Once equipped with this fun knowledge, observe what happens when heating up some of your Thanksgiving leftovers!
Minerals and metal
Dense vegetables such as green beans, carrots, spinach, and green peppers contain a higher amount of minerals in them than other types of food. These minerals - which include iron, magnesium, and selenium – act like tiny pieces of metal and create what is known as an “arcing effect” in microwaves.
An arcing effect is when sparks occur as a result of electromagnetic waves in a microwave reflecting or bouncing off metal. On the plus side, the arcing doesn’t cause any damage to the food. But the bummer is that it does prevent food from being thoroughly heated through.
Certain electric fields are needed
It turns out that just having metal present isn’t enough to create an arcing effect though. Microwaves work by sending out electromagnetic waves that vibrate the water, fat, and sugar molecules in food, creating heat. The microwave generates an electric field, but the intensity of the electricity varies throughout the microwave.

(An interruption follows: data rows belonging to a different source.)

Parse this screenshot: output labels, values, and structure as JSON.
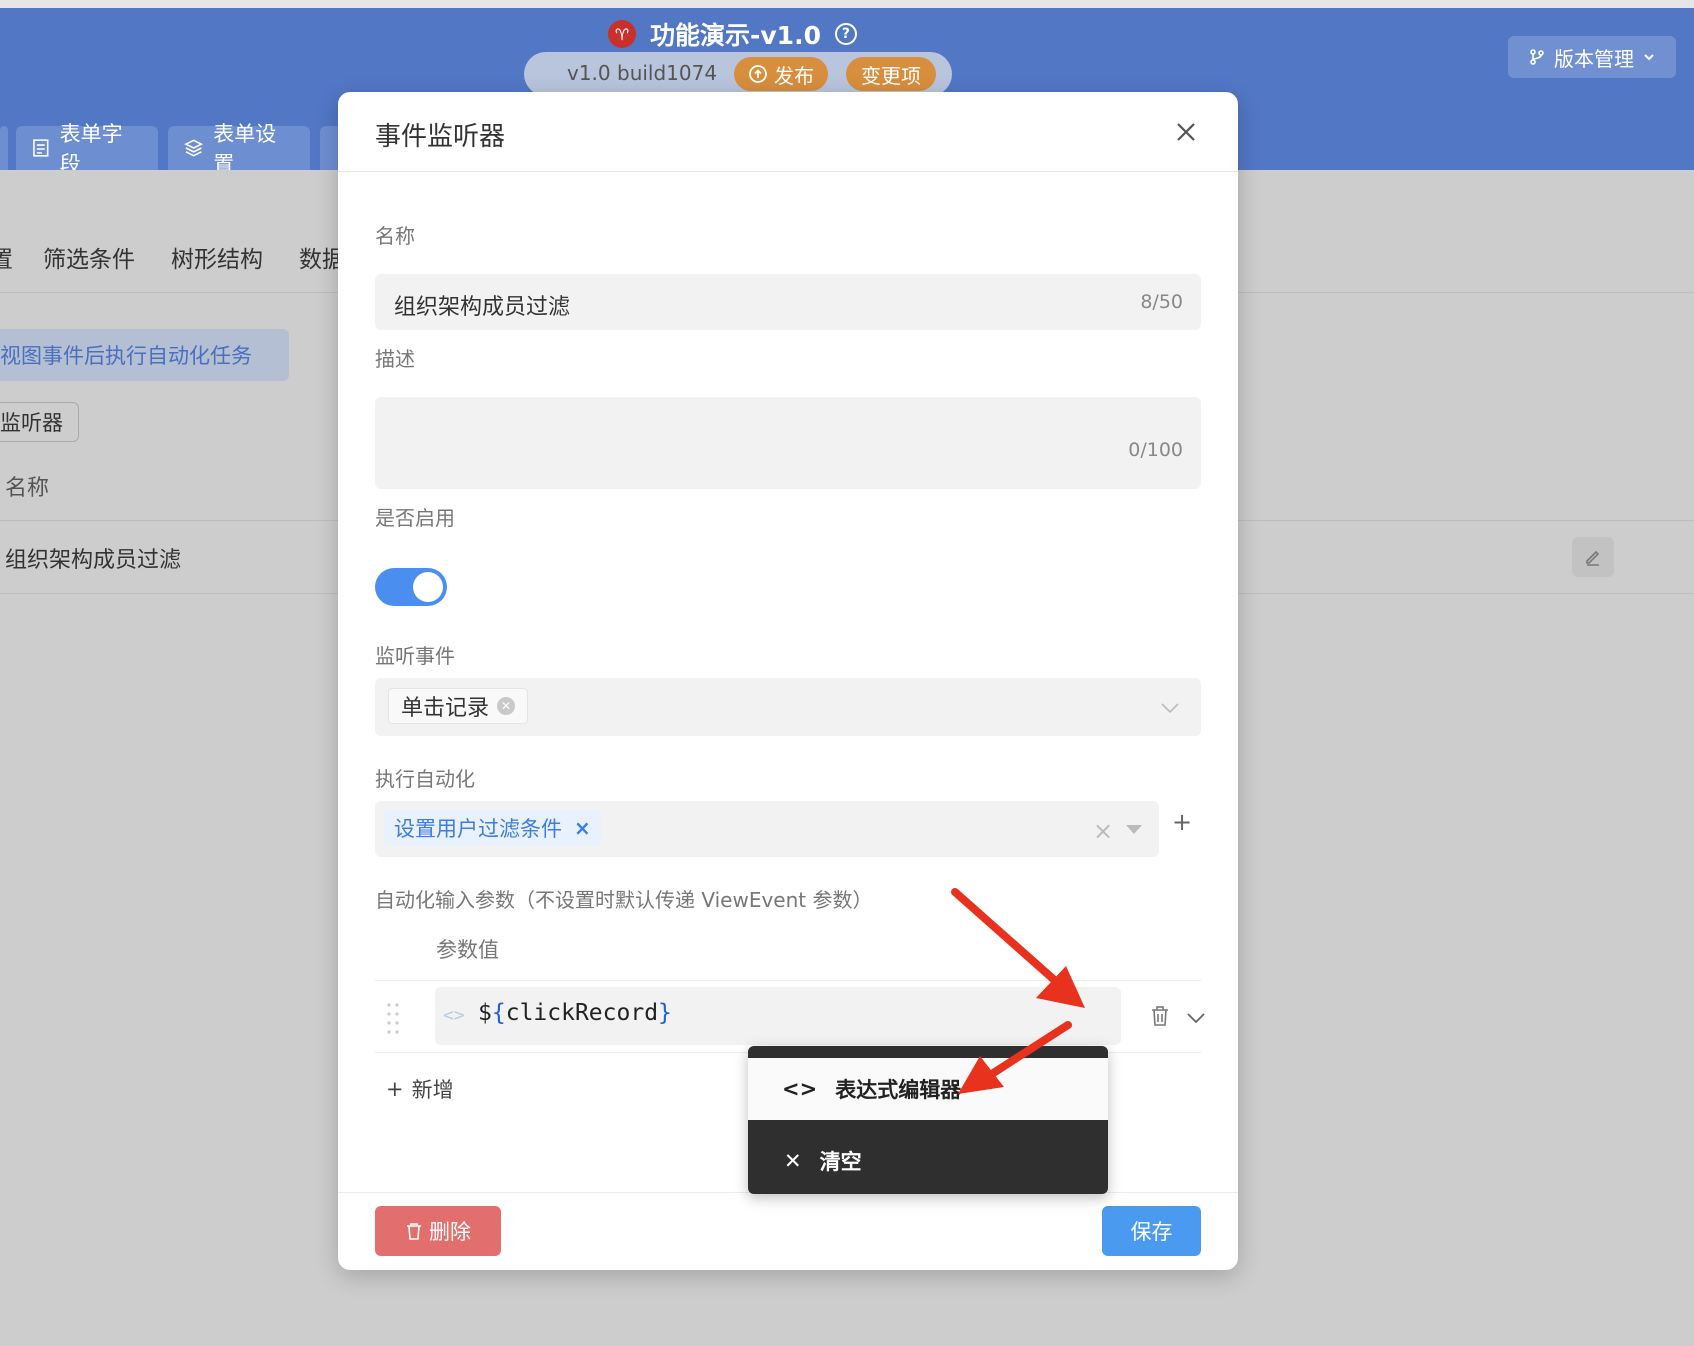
{
  "header": {
    "app_title": "功能演示-v1.0",
    "app_logo_glyph": "♈",
    "help_glyph": "?",
    "version_text": "v1.0 build1074",
    "publish_label": "发布",
    "changes_label": "变更项",
    "version_mgmt_label": "版本管理",
    "form_tabs": [
      {
        "label": "表单字段",
        "icon": "form-icon"
      },
      {
        "label": "表单设置",
        "icon": "layers-icon"
      }
    ]
  },
  "background": {
    "sub_tabs": [
      "筛选条件",
      "树形结构",
      "数据"
    ],
    "sub_tab_partial": "置",
    "info_text": "视图事件后执行自动化任务",
    "listener_btn": "监听器",
    "col_name": "名称",
    "row_name": "组织架构成员过滤"
  },
  "modal": {
    "title": "事件监听器",
    "name_label": "名称",
    "name_value": "组织架构成员过滤",
    "name_counter": "8/50",
    "desc_label": "描述",
    "desc_counter": "0/100",
    "enable_label": "是否启用",
    "enabled": true,
    "event_label": "监听事件",
    "event_tag": "单击记录",
    "automation_label": "执行自动化",
    "automation_tag": "设置用户过滤条件",
    "params_label": "自动化输入参数（不设置时默认传递 ViewEvent 参数）",
    "param_col_header": "参数值",
    "param_prefix": "$",
    "param_open": "{",
    "param_name": "clickRecord",
    "param_close": "}",
    "expr_icon": "<>",
    "add_label": "新增",
    "delete_label": "删除",
    "save_label": "保存"
  },
  "dropdown": {
    "items": [
      {
        "glyph": "<>",
        "label": "表达式编辑器",
        "icon": "code-icon"
      },
      {
        "glyph": "✕",
        "label": "清空",
        "icon": "close-icon"
      }
    ]
  },
  "colors": {
    "header_blue": "#5277c5",
    "accent_blue": "#4a9af0",
    "danger_red": "#e26e6e",
    "publish_orange": "#d88f3d",
    "arrow_red": "#e8321e"
  }
}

If a small piece of metal is present in the microwave, it can locally enhance the electric field and make it stronger than the air surrounding it. For example, when you cut a carrot into small pieces and heat them in the electric field, the pieces will develop different individual charges. Sometimes these charges will cause sparks between the pieces - similar to a static charge when you touch your doorknob.

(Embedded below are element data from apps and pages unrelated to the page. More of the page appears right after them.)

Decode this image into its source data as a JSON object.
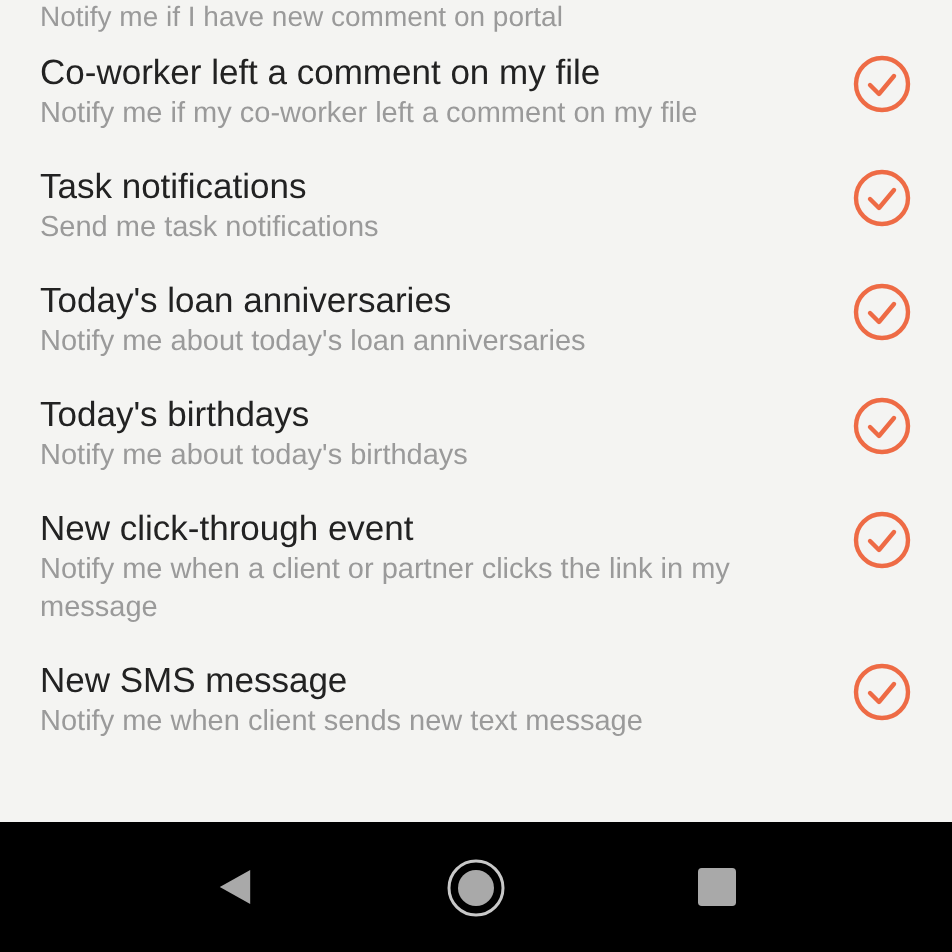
{
  "top_subtitle": "Notify me if I have new comment on portal",
  "settings": [
    {
      "title": "Co-worker left a comment on my file",
      "subtitle": "Notify me if my co-worker left a comment on my file",
      "checked": true
    },
    {
      "title": "Task notifications",
      "subtitle": "Send me task notifications",
      "checked": true
    },
    {
      "title": "Today's loan anniversaries",
      "subtitle": "Notify me about today's loan anniversaries",
      "checked": true
    },
    {
      "title": "Today's birthdays",
      "subtitle": "Notify me about today's birthdays",
      "checked": true
    },
    {
      "title": "New click-through event",
      "subtitle": "Notify me when a client or partner clicks the link in my message",
      "checked": true
    },
    {
      "title": "New SMS message",
      "subtitle": "Notify me when client sends new text message",
      "checked": true
    }
  ]
}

This means that a lot of metal isn’t needed, just a difference in the electric properties from one spot to another – say, from a piece of a green bean with metal to one without any metal. Chopping vegetables into small pieces and heating them close together increases the likelihood of sparks.

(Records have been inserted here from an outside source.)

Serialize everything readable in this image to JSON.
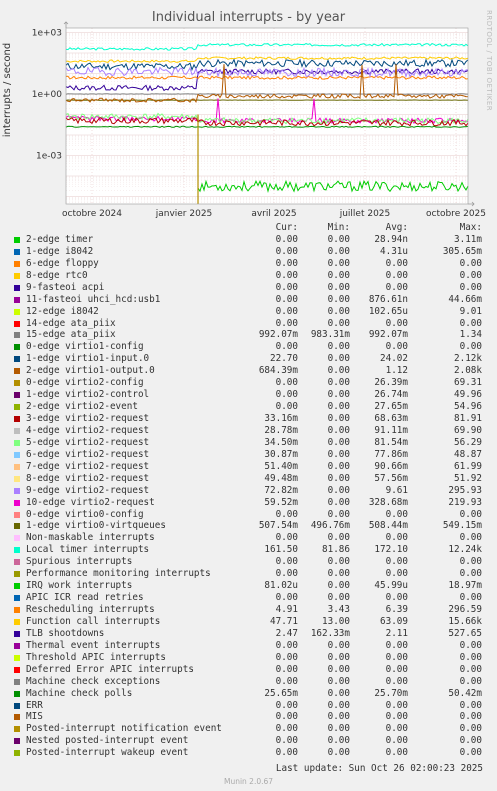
{
  "title": "Individual interrupts - by year",
  "side_label": "RRDTOOL / TOBI OETIKER",
  "footer": {
    "last_update": "Last update: Sun Oct 26 02:00:23 2025",
    "munin": "Munin 2.0.67"
  },
  "legend_header": [
    "Cur:",
    "Min:",
    "Avg:",
    "Max:"
  ],
  "chart_data": {
    "type": "line",
    "ylabel": "interrupts / second",
    "yscale": "log",
    "yticks": [
      "1e+03",
      "1e+00",
      "1e-03"
    ],
    "xticks": [
      "octobre 2024",
      "janvier 2025",
      "avril 2025",
      "juillet 2025",
      "octobre 2025"
    ],
    "grid": true,
    "series": [
      {
        "name": "2-edge timer",
        "color": "#00cc00",
        "cur": "0.00",
        "min": "0.00",
        "avg": "28.94n",
        "max": "3.11m"
      },
      {
        "name": "1-edge i8042",
        "color": "#0066b3",
        "cur": "0.00",
        "min": "0.00",
        "avg": "4.31u",
        "max": "305.65m"
      },
      {
        "name": "6-edge floppy",
        "color": "#ff8000",
        "cur": "0.00",
        "min": "0.00",
        "avg": "0.00",
        "max": "0.00"
      },
      {
        "name": "8-edge rtc0",
        "color": "#ffcc00",
        "cur": "0.00",
        "min": "0.00",
        "avg": "0.00",
        "max": "0.00"
      },
      {
        "name": "9-fasteoi acpi",
        "color": "#330099",
        "cur": "0.00",
        "min": "0.00",
        "avg": "0.00",
        "max": "0.00"
      },
      {
        "name": "11-fasteoi uhci_hcd:usb1",
        "color": "#990099",
        "cur": "0.00",
        "min": "0.00",
        "avg": "876.61n",
        "max": "44.66m"
      },
      {
        "name": "12-edge i8042",
        "color": "#ccff00",
        "cur": "0.00",
        "min": "0.00",
        "avg": "102.65u",
        "max": "9.01"
      },
      {
        "name": "14-edge ata_piix",
        "color": "#ff0000",
        "cur": "0.00",
        "min": "0.00",
        "avg": "0.00",
        "max": "0.00"
      },
      {
        "name": "15-edge ata_piix",
        "color": "#808080",
        "cur": "992.07m",
        "min": "983.31m",
        "avg": "992.07m",
        "max": "1.34"
      },
      {
        "name": "0-edge virtio1-config",
        "color": "#008f00",
        "cur": "0.00",
        "min": "0.00",
        "avg": "0.00",
        "max": "0.00"
      },
      {
        "name": "1-edge virtio1-input.0",
        "color": "#00487d",
        "cur": "22.70",
        "min": "0.00",
        "avg": "24.02",
        "max": "2.12k"
      },
      {
        "name": "2-edge virtio1-output.0",
        "color": "#b35a00",
        "cur": "684.39m",
        "min": "0.00",
        "avg": "1.12",
        "max": "2.08k"
      },
      {
        "name": "0-edge virtio2-config",
        "color": "#b38f00",
        "cur": "0.00",
        "min": "0.00",
        "avg": "26.39m",
        "max": "69.31"
      },
      {
        "name": "1-edge virtio2-control",
        "color": "#6b006b",
        "cur": "0.00",
        "min": "0.00",
        "avg": "26.74m",
        "max": "49.96"
      },
      {
        "name": "2-edge virtio2-event",
        "color": "#8fb300",
        "cur": "0.00",
        "min": "0.00",
        "avg": "27.65m",
        "max": "54.96"
      },
      {
        "name": "3-edge virtio2-request",
        "color": "#b30000",
        "cur": "33.16m",
        "min": "0.00",
        "avg": "68.63m",
        "max": "81.91"
      },
      {
        "name": "4-edge virtio2-request",
        "color": "#bebebe",
        "cur": "28.78m",
        "min": "0.00",
        "avg": "91.11m",
        "max": "69.90"
      },
      {
        "name": "5-edge virtio2-request",
        "color": "#80ff80",
        "cur": "34.50m",
        "min": "0.00",
        "avg": "81.54m",
        "max": "56.29"
      },
      {
        "name": "6-edge virtio2-request",
        "color": "#80c9ff",
        "cur": "30.87m",
        "min": "0.00",
        "avg": "77.86m",
        "max": "48.87"
      },
      {
        "name": "7-edge virtio2-request",
        "color": "#ffc080",
        "cur": "51.40m",
        "min": "0.00",
        "avg": "90.66m",
        "max": "61.99"
      },
      {
        "name": "8-edge virtio2-request",
        "color": "#ffe680",
        "cur": "49.48m",
        "min": "0.00",
        "avg": "57.56m",
        "max": "51.92"
      },
      {
        "name": "9-edge virtio2-request",
        "color": "#aa80ff",
        "cur": "72.82m",
        "min": "0.00",
        "avg": "9.61",
        "max": "295.93"
      },
      {
        "name": "10-edge virtio2-request",
        "color": "#ee00cc",
        "cur": "59.52m",
        "min": "0.00",
        "avg": "328.68m",
        "max": "219.93"
      },
      {
        "name": "0-edge virtio0-config",
        "color": "#ff8080",
        "cur": "0.00",
        "min": "0.00",
        "avg": "0.00",
        "max": "0.00"
      },
      {
        "name": "1-edge virtio0-virtqueues",
        "color": "#666600",
        "cur": "507.54m",
        "min": "496.76m",
        "avg": "508.44m",
        "max": "549.15m"
      },
      {
        "name": "Non-maskable interrupts",
        "color": "#ffbfff",
        "cur": "0.00",
        "min": "0.00",
        "avg": "0.00",
        "max": "0.00"
      },
      {
        "name": "Local timer interrupts",
        "color": "#00ffcc",
        "cur": "161.50",
        "min": "81.86",
        "avg": "172.10",
        "max": "12.24k"
      },
      {
        "name": "Spurious interrupts",
        "color": "#cc6699",
        "cur": "0.00",
        "min": "0.00",
        "avg": "0.00",
        "max": "0.00"
      },
      {
        "name": "Performance monitoring interrupts",
        "color": "#999900",
        "cur": "0.00",
        "min": "0.00",
        "avg": "0.00",
        "max": "0.00"
      },
      {
        "name": "IRQ work interrupts",
        "color": "#00cc00",
        "cur": "81.02u",
        "min": "0.00",
        "avg": "45.99u",
        "max": "18.97m"
      },
      {
        "name": "APIC ICR read retries",
        "color": "#0066b3",
        "cur": "0.00",
        "min": "0.00",
        "avg": "0.00",
        "max": "0.00"
      },
      {
        "name": "Rescheduling interrupts",
        "color": "#ff8000",
        "cur": "4.91",
        "min": "3.43",
        "avg": "6.39",
        "max": "296.59"
      },
      {
        "name": "Function call interrupts",
        "color": "#ffcc00",
        "cur": "47.71",
        "min": "13.00",
        "avg": "63.09",
        "max": "15.66k"
      },
      {
        "name": "TLB shootdowns",
        "color": "#330099",
        "cur": "2.47",
        "min": "162.33m",
        "avg": "2.11",
        "max": "527.65"
      },
      {
        "name": "Thermal event interrupts",
        "color": "#990099",
        "cur": "0.00",
        "min": "0.00",
        "avg": "0.00",
        "max": "0.00"
      },
      {
        "name": "Threshold APIC interrupts",
        "color": "#ccff00",
        "cur": "0.00",
        "min": "0.00",
        "avg": "0.00",
        "max": "0.00"
      },
      {
        "name": "Deferred Error APIC interrupts",
        "color": "#ff0000",
        "cur": "0.00",
        "min": "0.00",
        "avg": "0.00",
        "max": "0.00"
      },
      {
        "name": "Machine check exceptions",
        "color": "#808080",
        "cur": "0.00",
        "min": "0.00",
        "avg": "0.00",
        "max": "0.00"
      },
      {
        "name": "Machine check polls",
        "color": "#008f00",
        "cur": "25.65m",
        "min": "0.00",
        "avg": "25.70m",
        "max": "50.42m"
      },
      {
        "name": "ERR",
        "color": "#00487d",
        "cur": "0.00",
        "min": "0.00",
        "avg": "0.00",
        "max": "0.00"
      },
      {
        "name": "MIS",
        "color": "#b35a00",
        "cur": "0.00",
        "min": "0.00",
        "avg": "0.00",
        "max": "0.00"
      },
      {
        "name": "Posted-interrupt notification event",
        "color": "#b38f00",
        "cur": "0.00",
        "min": "0.00",
        "avg": "0.00",
        "max": "0.00"
      },
      {
        "name": "Nested posted-interrupt event",
        "color": "#6b006b",
        "cur": "0.00",
        "min": "0.00",
        "avg": "0.00",
        "max": "0.00"
      },
      {
        "name": "Posted-interrupt wakeup event",
        "color": "#8fb300",
        "cur": "0.00",
        "min": "0.00",
        "avg": "0.00",
        "max": "0.00"
      }
    ]
  }
}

On the other hand, if you reheat a vegetable in pasta sauce, a spark will not be likely to occur. This is because the specific electric field needed will not be created due to the presence of the sauce.
Shape also plays a role
It has been found that shape also helps sparks to form—especially pointy edges. So vegetables or plants that have edges or points, like Brussels sprouts or green beans, can act to enhance the electric effect.
Don’t forget to check out whether your Thanksgiving leftovers will create an “arc effect”! To increase the odds of your veggies sparking, perhaps you should (innocently) request green beans, sautéed carrot slices, or Brussels sprouts to go with your Thanksgiving dinner…
Looking for more Never Stop Asking "Why?" questions? Catch up on all of the past "Why's" on the blog!